━━ Input data
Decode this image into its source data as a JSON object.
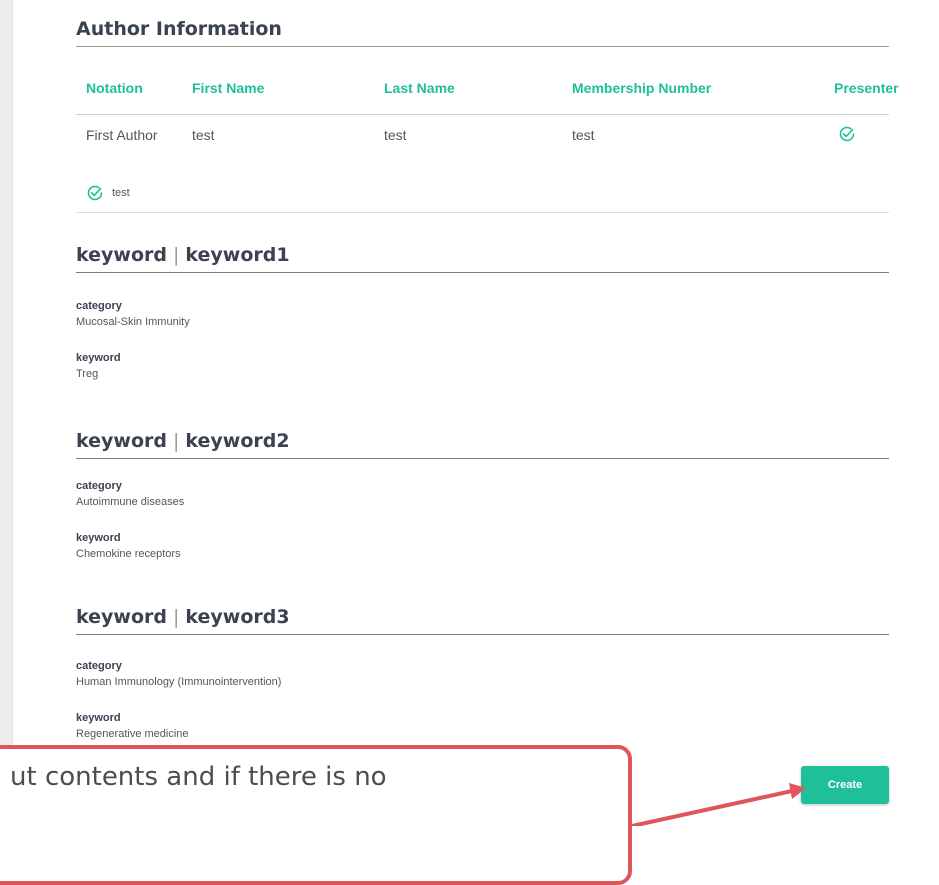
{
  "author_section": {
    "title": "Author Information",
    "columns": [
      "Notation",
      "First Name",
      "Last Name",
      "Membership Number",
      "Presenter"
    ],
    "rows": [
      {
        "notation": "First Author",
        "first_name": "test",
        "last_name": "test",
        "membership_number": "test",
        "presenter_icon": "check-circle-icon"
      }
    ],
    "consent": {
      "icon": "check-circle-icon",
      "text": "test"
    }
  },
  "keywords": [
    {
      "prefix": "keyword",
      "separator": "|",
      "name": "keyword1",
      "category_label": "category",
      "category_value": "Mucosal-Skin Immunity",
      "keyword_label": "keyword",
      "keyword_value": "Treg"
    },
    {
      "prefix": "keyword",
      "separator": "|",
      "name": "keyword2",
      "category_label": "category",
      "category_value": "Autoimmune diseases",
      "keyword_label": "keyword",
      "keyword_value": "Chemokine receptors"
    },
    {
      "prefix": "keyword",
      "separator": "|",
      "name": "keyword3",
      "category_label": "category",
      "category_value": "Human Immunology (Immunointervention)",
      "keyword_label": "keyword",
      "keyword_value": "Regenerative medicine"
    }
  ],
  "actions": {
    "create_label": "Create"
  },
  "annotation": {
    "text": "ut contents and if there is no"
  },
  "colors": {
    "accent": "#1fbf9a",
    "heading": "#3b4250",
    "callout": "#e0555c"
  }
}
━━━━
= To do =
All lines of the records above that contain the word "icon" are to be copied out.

= Answer for this exercise =
        "presenter_icon": "check-circle-icon"
      "icon": "check-circle-icon",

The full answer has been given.